Quantcast

US Air Force plans nuclear drones

February 19, 2003

Unmanned aircraft have proven their worth in recent conflicts. But is a nuclear version a step too far?

NEW SCIENTIST — The US Air Force is examining the feasibility of a nuclear-powered version of an unmanned aircraft. The USAF hopes that such a vehicle will be able to “loiter” in the air for months without refuelling, striking at will when a target comes into its sights.

But the idea is bound to raise serious concerns about the wisdom of flying radioactive material in a combat aircraft. If shot down, for instance, would an anti-aircraft gunner in effect be detonating a dirty bomb? It raises political questions, too.

To have Unmanned Aerial Vehicles (UAVs) almost constantly flying over a region would amount to a new form of military intimidation, especially if they were armed, says Ian Bellamy, an arms control expert at Lancaster University in Britain.

But right now, there seems no stopping the proliferation of UAVs, fuelled by their runaway success in the Kosovo and Afghanistan conflicts. The big attraction of UAVs is that they don’t put pilots’ lives at risk, and they are now the norm for many reconnaissance and even attack missions.

The endurance of a future nuclear-powered UAV would offer military planners an option they might find hard to turn down. Last week, the Pentagon allocated $1 billion of its 2004 budget for further development of both armed and unarmed UAVs.

The US Air Force Research Laboratory (AFRL) has funded at least two feasibility studies on nuclear-powered versions of the Northrop-Grumman Global Hawk UAV (pictured above). The latest study, revealed earlier this month at an aerospace technology conference in Albuquerque, New Mexico, concluded that a nuclear engine could extend the UAV’s flight time from hours to months.

But nuclear-powered planes are not a new idea. In the 1950s, both the US and the USSR tried to develop nuclear propulsion systems for piloted aircraft. The plans were eventually scrapped because it would have cost too muchto protect the crew from the on-board nuclear reactor, as well as making the aircraft too heavy.

The AFRL now has other ideas, though. Instead of a conventional fission reactor, it is focusing on a type of power generator called a quantum nucleonic reactor. This obtains energy by using X-rays to encourage particles in the nuclei of radioactive hafnium-178 to jump down several energy levels, liberating energy in the form of gamma rays. A nuclear UAV would generate thrust by using the energy of these gamma rays to produce a jet of heated air.

The military interest was triggered by research published in 1999 by Carl Collins and colleagues at the University of Texas at Dallas. They found that by shining X-rays onto certain types of hafnium they could get it to release 60 times as much energy as they put in (New Scientist, 3 July 1999, p 42).
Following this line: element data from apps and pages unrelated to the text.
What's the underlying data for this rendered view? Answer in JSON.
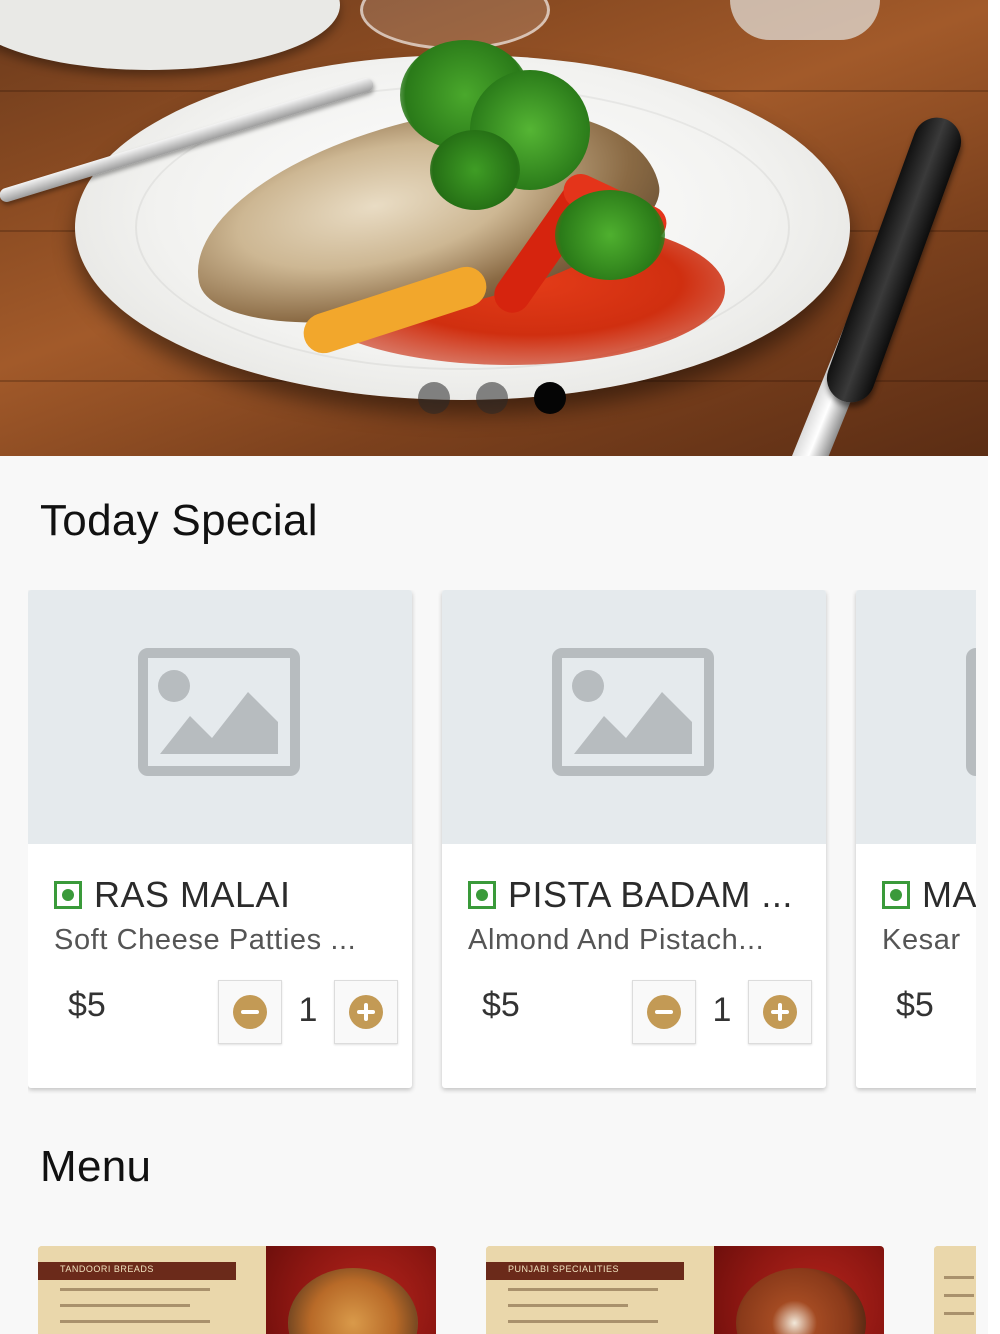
{
  "hero": {
    "carousel": {
      "slide_count": 3,
      "active_slide": 3
    }
  },
  "today_special": {
    "title": "Today Special",
    "items": [
      {
        "name": "RAS MALAI",
        "description": "Soft Cheese Patties ...",
        "price": "$5",
        "quantity": "1"
      },
      {
        "name": "PISTA BADAM ...",
        "description": "Almond And Pistach...",
        "price": "$5",
        "quantity": "1"
      },
      {
        "name": "MA",
        "description": "Kesar",
        "price": "$5"
      }
    ]
  },
  "menu": {
    "title": "Menu",
    "thumbnails": [
      {
        "heading": "TANDOORI BREADS"
      },
      {
        "heading": "PUNJABI SPECIALITIES"
      },
      {
        "heading": ""
      }
    ]
  },
  "colors": {
    "veg_indicator": "#3a9a3a",
    "qty_button_accent": "#c39a55",
    "placeholder_bg": "#e5eaed",
    "page_bg": "#f8f8f8"
  }
}
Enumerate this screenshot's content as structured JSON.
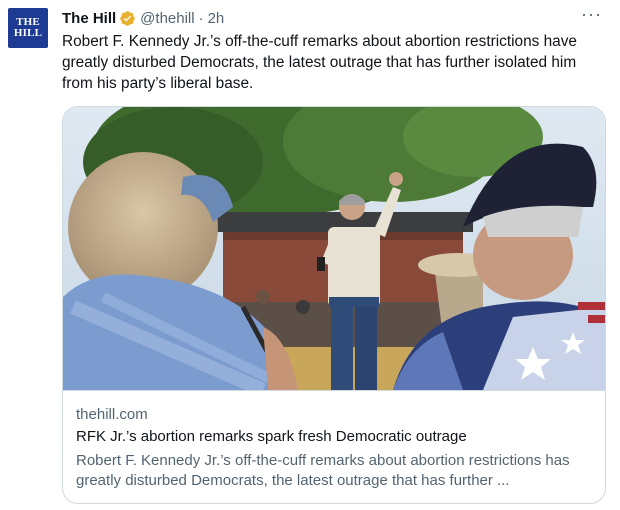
{
  "author": {
    "avatar_text_line1": "THE",
    "avatar_text_line2": "HILL",
    "name": "The Hill",
    "handle": "@thehill",
    "separator": "·",
    "time": "2h",
    "verified_color": "#e8b02c",
    "avatar_color": "#1d3b93"
  },
  "tweet": {
    "text": "Robert F. Kennedy Jr.’s off-the-cuff remarks about abortion restrictions have greatly disturbed Democrats, the latest outrage that has further isolated him from his party’s liberal base.",
    "more_icon": "more-horizontal-icon",
    "more_label": "···"
  },
  "link_card": {
    "image_icon": "photo-rally-image",
    "domain": "thehill.com",
    "title": "RFK Jr.’s abortion remarks spark fresh Democratic outrage",
    "description": "Robert F. Kennedy Jr.’s off-the-cuff remarks about abortion restrictions has greatly disturbed Democrats, the latest outrage that has further ..."
  }
}
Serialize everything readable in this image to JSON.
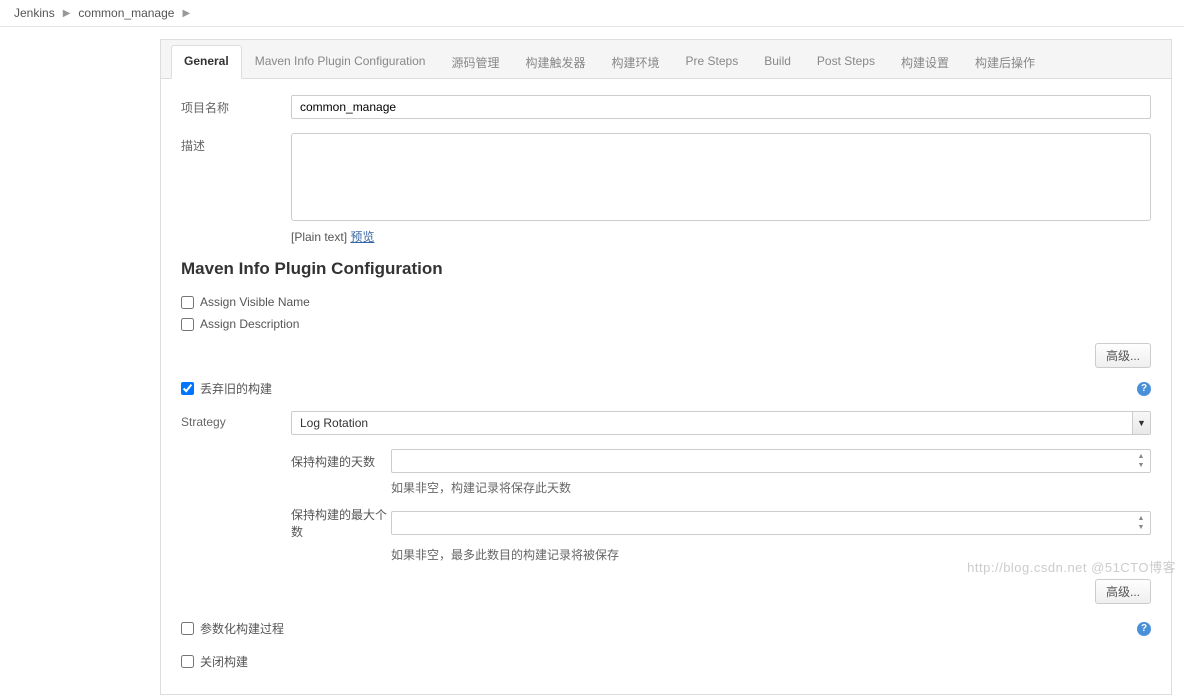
{
  "breadcrumbs": {
    "items": [
      "Jenkins",
      "common_manage"
    ]
  },
  "tabs": [
    {
      "label": "General",
      "active": true
    },
    {
      "label": "Maven Info Plugin Configuration"
    },
    {
      "label": "源码管理"
    },
    {
      "label": "构建触发器"
    },
    {
      "label": "构建环境"
    },
    {
      "label": "Pre Steps"
    },
    {
      "label": "Build"
    },
    {
      "label": "Post Steps"
    },
    {
      "label": "构建设置"
    },
    {
      "label": "构建后操作"
    }
  ],
  "general": {
    "projectNameLabel": "项目名称",
    "projectNameValue": "common_manage",
    "descLabel": "描述",
    "descValue": "",
    "plainText": "[Plain text]",
    "previewLink": "预览"
  },
  "mavenInfo": {
    "title": "Maven Info Plugin Configuration",
    "assignVisibleName": "Assign Visible Name",
    "assignDescription": "Assign Description",
    "advancedLabel": "高级..."
  },
  "discard": {
    "label": "丢弃旧的构建",
    "checked": true,
    "strategyLabel": "Strategy",
    "strategyValue": "Log Rotation",
    "keepDaysLabel": "保持构建的天数",
    "keepDaysHelp": "如果非空，构建记录将保存此天数",
    "keepMaxLabel": "保持构建的最大个数",
    "keepMaxHelp": "如果非空，最多此数目的构建记录将被保存",
    "advancedLabel": "高级..."
  },
  "paramBuild": {
    "label": "参数化构建过程"
  },
  "closeBuild": {
    "label": "关闭构建"
  },
  "watermark": "http://blog.csdn.net @51CTO博客"
}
The reaction works because a proportion of the hafnium nuclei are “isomers” in which some neutrons and protons sit in higher energy levels than normal. X-ray bombardment makes them release this energy and drop down to a more stable energy level.

So the AFRL has since been looking at ways in which quantum nucleonics could be used for propulsion. “Our directorate is being cautious about it. Right now they want to understand the physics,” says Christopher Hamilton at the Wright Patterson Air Force Base in Ohio, who conducted the latest nuclear UAV study.

The AFRL says the quantum nucleonic reactor is considered safer than a fission one because the reaction is very tightly controlled. “It’s radioactive, but as soon as you take away the X-ray power source its gamma ray production is reduced dramatically, so it’s not as dangerous [as when it's active],” says Hamilton.

Paul Stares, an analyst with the US Institute of Peace in Washington DC, wonders what would happen if a nuclear UAV crashed. But Hamilton insists that although hafnium has a half-life of 31 years, which according to Britain’s National Radiological Protection Board is equivalent to the highly radioactive caesium-137, the structural composition of hafnium hinders the release of this radiation. “It’s probably something you would want to stay away from but it’s not going to kill you,” claims Hamilton.

New Scientist

More science, space, and technology from RedNova




comments powered by Disqus